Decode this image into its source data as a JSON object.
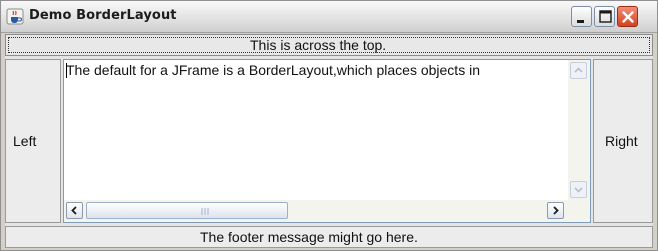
{
  "window": {
    "title": "Demo BorderLayout",
    "controls": {
      "minimize": "minimize",
      "maximize": "maximize",
      "close": "close"
    }
  },
  "layout": {
    "north": "This is across the top.",
    "west": "Left",
    "east": "Right",
    "south": "The footer message might go here.",
    "center": {
      "text": "The default for a JFrame is a BorderLayout,which places objects in"
    }
  },
  "icons": {
    "app": "java-coffee-cup-icon",
    "minimize": "minimize-icon",
    "maximize": "maximize-icon",
    "close": "close-icon",
    "scroll_up": "scroll-up-arrow-icon",
    "scroll_down": "scroll-down-arrow-icon",
    "scroll_left": "scroll-left-arrow-icon",
    "scroll_right": "scroll-right-arrow-icon"
  },
  "colors": {
    "close_button": "#d4421f",
    "textarea_border": "#7f9db9",
    "panel_background": "#e4e4e4"
  }
}
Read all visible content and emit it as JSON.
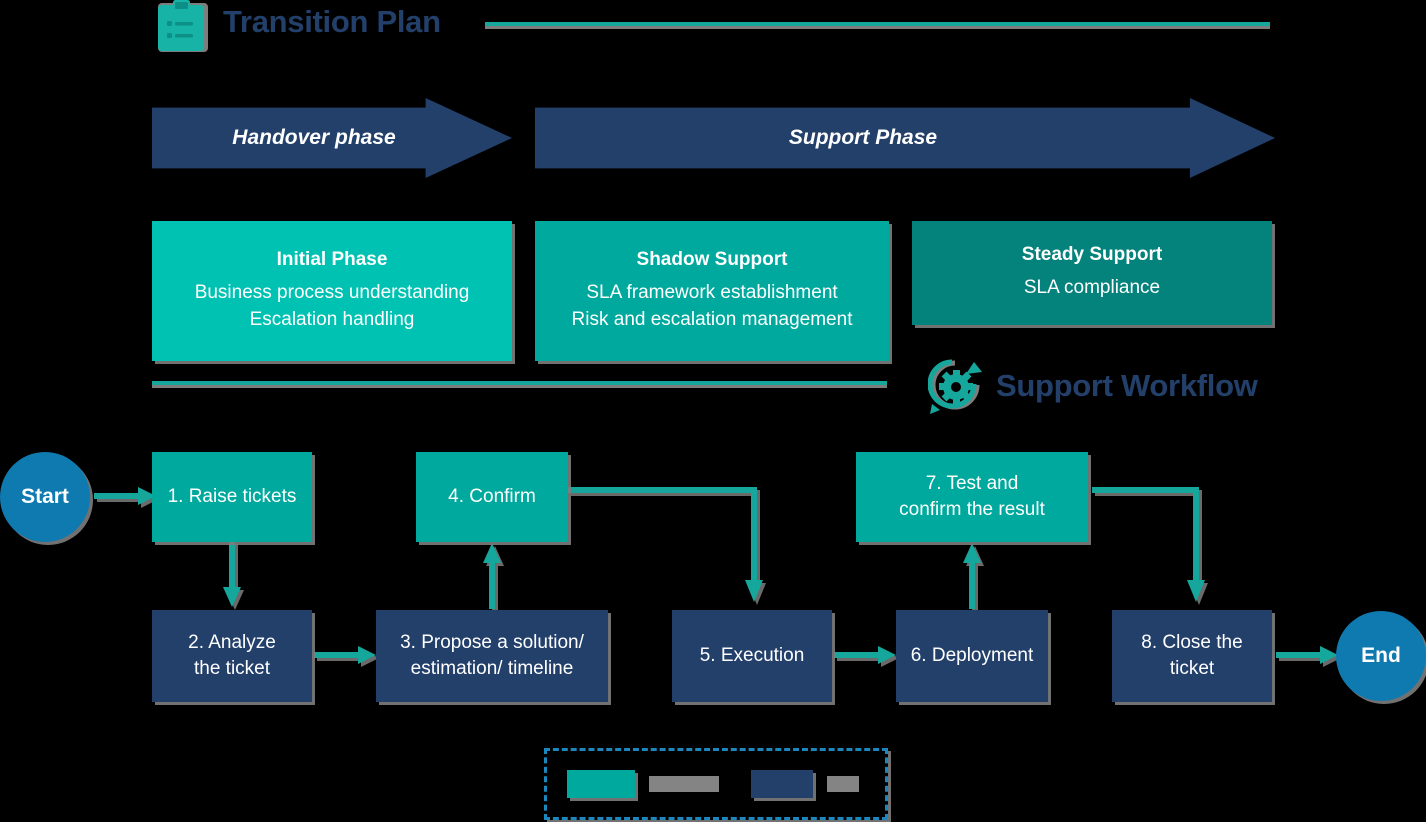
{
  "header": {
    "title": "Transition Plan",
    "icon": "clipboard-icon",
    "rule_color": "#16a79c"
  },
  "banners": [
    {
      "label": "Handover phase",
      "color": "#23406b"
    },
    {
      "label": "Support Phase",
      "color": "#23406b"
    }
  ],
  "phases": [
    {
      "title": "Initial Phase",
      "lines": [
        "Business process understanding",
        "Escalation handling"
      ],
      "color": "#00c2b2"
    },
    {
      "title": "Shadow Support",
      "lines": [
        "SLA framework establishment",
        "Risk and escalation management"
      ],
      "color": "#00a99d"
    },
    {
      "title": "Steady Support",
      "lines": [
        "SLA compliance"
      ],
      "color": "#04827c"
    }
  ],
  "workflow": {
    "title": "Support Workflow",
    "icon": "gear-refresh-icon",
    "start_label": "Start",
    "end_label": "End",
    "nodes": [
      {
        "label": "1. Raise tickets",
        "style": "teal"
      },
      {
        "label": "2. Analyze\nthe ticket",
        "style": "navy"
      },
      {
        "label": "3. Propose a solution/\nestimation/ timeline",
        "style": "navy"
      },
      {
        "label": "4. Confirm",
        "style": "teal"
      },
      {
        "label": "5. Execution",
        "style": "navy"
      },
      {
        "label": "6. Deployment",
        "style": "navy"
      },
      {
        "label": "7. Test and\nconfirm the result",
        "style": "teal"
      },
      {
        "label": "8. Close the\nticket",
        "style": "navy"
      }
    ]
  },
  "legend": {
    "border_color": "#1b87bd",
    "items": [
      {
        "swatch": "teal",
        "color": "#00a99d",
        "label": ""
      },
      {
        "swatch": "navy",
        "color": "#23406b",
        "label": ""
      }
    ]
  },
  "colors": {
    "teal": "#00a99d",
    "teal_light": "#00c2b2",
    "teal_dark": "#04827c",
    "navy": "#23406b",
    "blue": "#0f7ab0",
    "connector": "#16a79c",
    "shadow": "#7d7d7d",
    "redacted": "#848484",
    "background": "#000000"
  }
}
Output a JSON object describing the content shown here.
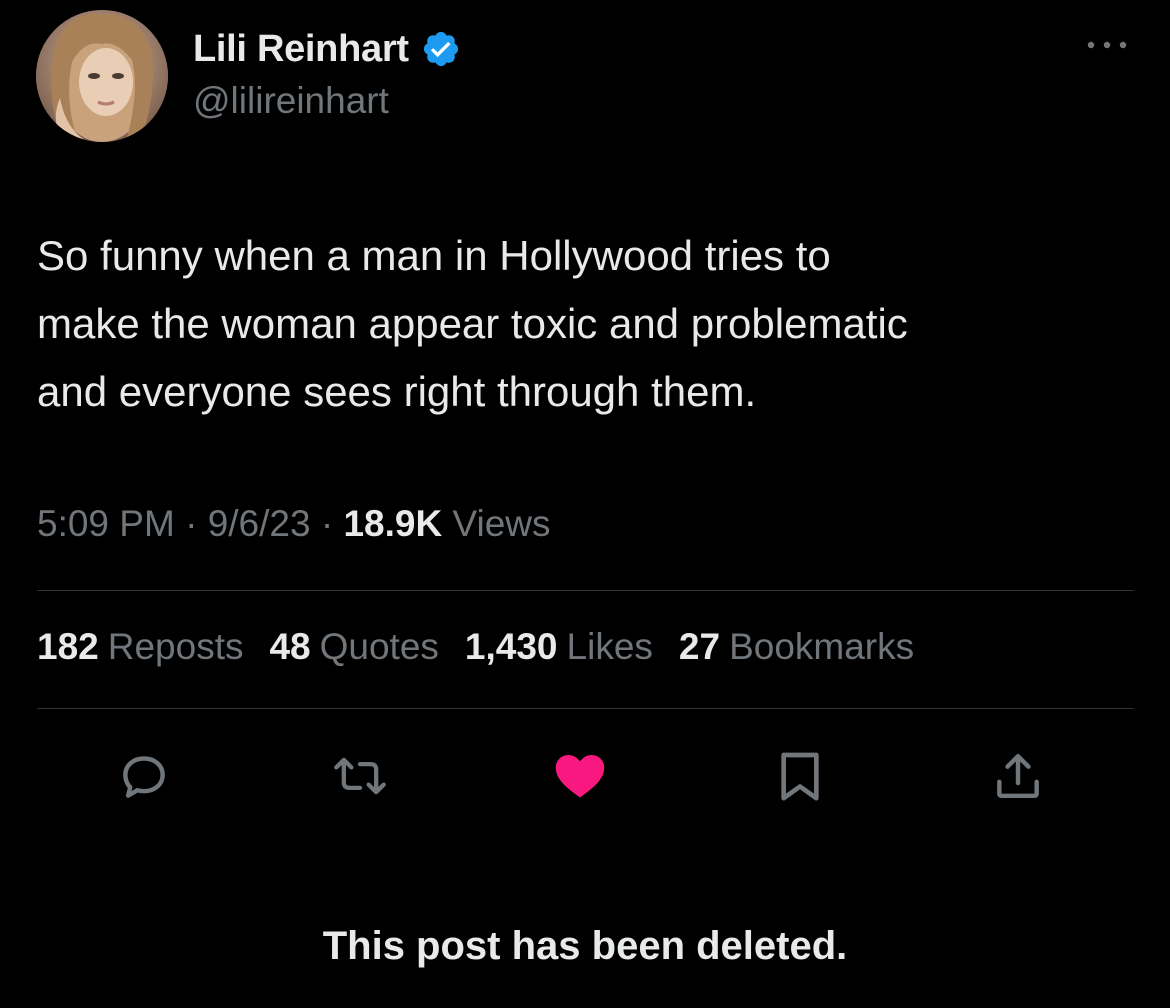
{
  "author": {
    "name": "Lili Reinhart",
    "handle": "@lilireinhart",
    "verified_color": "#1d9bf0"
  },
  "tweet": {
    "text": "So funny when a man in Hollywood tries to\nmake the woman appear toxic and problematic\nand everyone sees right through them."
  },
  "meta": {
    "time": "5:09 PM",
    "separator": "·",
    "date": "9/6/23",
    "views_count": "18.9K",
    "views_label": "Views"
  },
  "stats": [
    {
      "count": "182",
      "label": "Reposts"
    },
    {
      "count": "48",
      "label": "Quotes"
    },
    {
      "count": "1,430",
      "label": "Likes"
    },
    {
      "count": "27",
      "label": "Bookmarks"
    }
  ],
  "actions": {
    "reply_icon": "reply-icon",
    "repost_icon": "repost-icon",
    "like_icon": "heart-icon",
    "like_color": "#f91880",
    "bookmark_icon": "bookmark-icon",
    "share_icon": "share-icon",
    "icon_color": "#71767b"
  },
  "notice": "This post has been deleted."
}
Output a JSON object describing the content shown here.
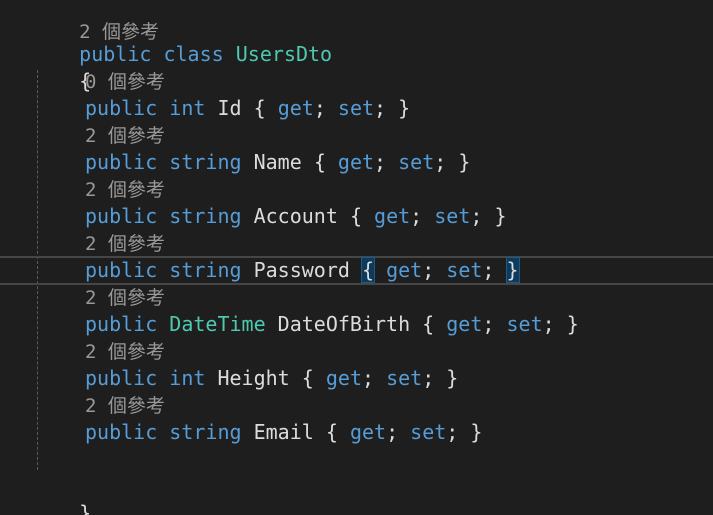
{
  "colors": {
    "background": "#1e1e1e",
    "keyword": "#569cd6",
    "type": "#4ec9b0",
    "identifier": "#dcdcdc",
    "codelens": "#999999",
    "current_line_border": "#464646",
    "brace_match_bg": "#0e3a5c"
  },
  "top_codelens": "2 個參考",
  "class_decl": {
    "kw_public": "public",
    "kw_class": "class",
    "name": "UsersDto"
  },
  "open_brace": "{",
  "close_brace": "}",
  "properties": [
    {
      "codelens": "0 個參考",
      "modifier": "public",
      "type": "int",
      "type_is_class": false,
      "name": "Id",
      "accessor_open": "{",
      "get": "get",
      "set": "set",
      "accessor_close": "}"
    },
    {
      "codelens": "2 個參考",
      "modifier": "public",
      "type": "string",
      "type_is_class": false,
      "name": "Name",
      "accessor_open": "{",
      "get": "get",
      "set": "set",
      "accessor_close": "}"
    },
    {
      "codelens": "2 個參考",
      "modifier": "public",
      "type": "string",
      "type_is_class": false,
      "name": "Account",
      "accessor_open": "{",
      "get": "get",
      "set": "set",
      "accessor_close": "}"
    },
    {
      "codelens": "2 個參考",
      "modifier": "public",
      "type": "string",
      "type_is_class": false,
      "name": "Password",
      "accessor_open": "{",
      "get": "get",
      "set": "set",
      "accessor_close": "}",
      "current": true
    },
    {
      "codelens": "2 個參考",
      "modifier": "public",
      "type": "DateTime",
      "type_is_class": true,
      "name": "DateOfBirth",
      "accessor_open": "{",
      "get": "get",
      "set": "set",
      "accessor_close": "}"
    },
    {
      "codelens": "2 個參考",
      "modifier": "public",
      "type": "int",
      "type_is_class": false,
      "name": "Height",
      "accessor_open": "{",
      "get": "get",
      "set": "set",
      "accessor_close": "}"
    },
    {
      "codelens": "2 個參考",
      "modifier": "public",
      "type": "string",
      "type_is_class": false,
      "name": "Email",
      "accessor_open": "{",
      "get": "get",
      "set": "set",
      "accessor_close": "}"
    }
  ]
}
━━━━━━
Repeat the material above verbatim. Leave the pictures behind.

### [Solution to this problem]
Decode this image into its source data as a JSON object.
{
  "window": {
    "title": "Demo BorderLayout",
    "controls": {
      "minimize": "minimize",
      "maximize": "maximize",
      "close": "close"
    }
  },
  "layout": {
    "north": "This is across the top.",
    "west": "Left",
    "east": "Right",
    "south": "The footer message might go here.",
    "center": {
      "text": "The default for a JFrame is a BorderLayout,which places objects in"
    }
  },
  "icons": {
    "app": "java-coffee-cup-icon",
    "minimize": "minimize-icon",
    "maximize": "maximize-icon",
    "close": "close-icon",
    "scroll_up": "scroll-up-arrow-icon",
    "scroll_down": "scroll-down-arrow-icon",
    "scroll_left": "scroll-left-arrow-icon",
    "scroll_right": "scroll-right-arrow-icon"
  },
  "colors": {
    "close_button": "#d4421f",
    "textarea_border": "#7f9db9",
    "panel_background": "#e4e4e4"
  }
}
Read all visible content and emit it as JSON.
{
  "header": {
    "title": "Transition Plan",
    "icon": "clipboard-icon",
    "rule_color": "#16a79c"
  },
  "banners": [
    {
      "label": "Handover phase",
      "color": "#23406b"
    },
    {
      "label": "Support Phase",
      "color": "#23406b"
    }
  ],
  "phases": [
    {
      "title": "Initial Phase",
      "lines": [
        "Business process understanding",
        "Escalation handling"
      ],
      "color": "#00c2b2"
    },
    {
      "title": "Shadow Support",
      "lines": [
        "SLA framework establishment",
        "Risk and escalation management"
      ],
      "color": "#00a99d"
    },
    {
      "title": "Steady Support",
      "lines": [
        "SLA compliance"
      ],
      "color": "#04827c"
    }
  ],
  "workflow": {
    "title": "Support Workflow",
    "icon": "gear-refresh-icon",
    "start_label": "Start",
    "end_label": "End",
    "nodes": [
      {
        "label": "1. Raise tickets",
        "style": "teal"
      },
      {
        "label": "2. Analyze\nthe ticket",
        "style": "navy"
      },
      {
        "label": "3. Propose a solution/\nestimation/ timeline",
        "style": "navy"
      },
      {
        "label": "4. Confirm",
        "style": "teal"
      },
      {
        "label": "5. Execution",
        "style": "navy"
      },
      {
        "label": "6. Deployment",
        "style": "navy"
      },
      {
        "label": "7. Test and\nconfirm the result",
        "style": "teal"
      },
      {
        "label": "8. Close the\nticket",
        "style": "navy"
      }
    ]
  },
  "legend": {
    "border_color": "#1b87bd",
    "items": [
      {
        "swatch": "teal",
        "color": "#00a99d",
        "label": ""
      },
      {
        "swatch": "navy",
        "color": "#23406b",
        "label": ""
      }
    ]
  },
  "colors": {
    "teal": "#00a99d",
    "teal_light": "#00c2b2",
    "teal_dark": "#04827c",
    "navy": "#23406b",
    "blue": "#0f7ab0",
    "connector": "#16a79c",
    "shadow": "#7d7d7d",
    "redacted": "#848484",
    "background": "#000000"
  }
}
Output a JSON object describing the content shown here.
{
  "author": {
    "name": "Lili Reinhart",
    "handle": "@lilireinhart",
    "verified_color": "#1d9bf0"
  },
  "tweet": {
    "text": "So funny when a man in Hollywood tries to\nmake the woman appear toxic and problematic\nand everyone sees right through them."
  },
  "meta": {
    "time": "5:09 PM",
    "separator": "·",
    "date": "9/6/23",
    "views_count": "18.9K",
    "views_label": "Views"
  },
  "stats": [
    {
      "count": "182",
      "label": "Reposts"
    },
    {
      "count": "48",
      "label": "Quotes"
    },
    {
      "count": "1,430",
      "label": "Likes"
    },
    {
      "count": "27",
      "label": "Bookmarks"
    }
  ],
  "actions": {
    "reply_icon": "reply-icon",
    "repost_icon": "repost-icon",
    "like_icon": "heart-icon",
    "like_color": "#f91880",
    "bookmark_icon": "bookmark-icon",
    "share_icon": "share-icon",
    "icon_color": "#71767b"
  },
  "notice": "This post has been deleted."
}
Output a JSON object describing the content shown here.
{
  "colors": {
    "background": "#1e1e1e",
    "keyword": "#569cd6",
    "type": "#4ec9b0",
    "identifier": "#dcdcdc",
    "codelens": "#999999",
    "current_line_border": "#464646",
    "brace_match_bg": "#0e3a5c"
  },
  "top_codelens": "2 個參考",
  "class_decl": {
    "kw_public": "public",
    "kw_class": "class",
    "name": "UsersDto"
  },
  "open_brace": "{",
  "close_brace": "}",
  "properties": [
    {
      "codelens": "0 個參考",
      "modifier": "public",
      "type": "int",
      "type_is_class": false,
      "name": "Id",
      "accessor_open": "{",
      "get": "get",
      "set": "set",
      "accessor_close": "}"
    },
    {
      "codelens": "2 個參考",
      "modifier": "public",
      "type": "string",
      "type_is_class": false,
      "name": "Name",
      "accessor_open": "{",
      "get": "get",
      "set": "set",
      "accessor_close": "}"
    },
    {
      "codelens": "2 個參考",
      "modifier": "public",
      "type": "string",
      "type_is_class": false,
      "name": "Account",
      "accessor_open": "{",
      "get": "get",
      "set": "set",
      "accessor_close": "}"
    },
    {
      "codelens": "2 個參考",
      "modifier": "public",
      "type": "string",
      "type_is_class": false,
      "name": "Password",
      "accessor_open": "{",
      "get": "get",
      "set": "set",
      "accessor_close": "}",
      "current": true
    },
    {
      "codelens": "2 個參考",
      "modifier": "public",
      "type": "DateTime",
      "type_is_class": true,
      "name": "DateOfBirth",
      "accessor_open": "{",
      "get": "get",
      "set": "set",
      "accessor_close": "}"
    },
    {
      "codelens": "2 個參考",
      "modifier": "public",
      "type": "int",
      "type_is_class": false,
      "name": "Height",
      "accessor_open": "{",
      "get": "get",
      "set": "set",
      "accessor_close": "}"
    },
    {
      "codelens": "2 個參考",
      "modifier": "public",
      "type": "string",
      "type_is_class": false,
      "name": "Email",
      "accessor_open": "{",
      "get": "get",
      "set": "set",
      "accessor_close": "}"
    }
  ]
}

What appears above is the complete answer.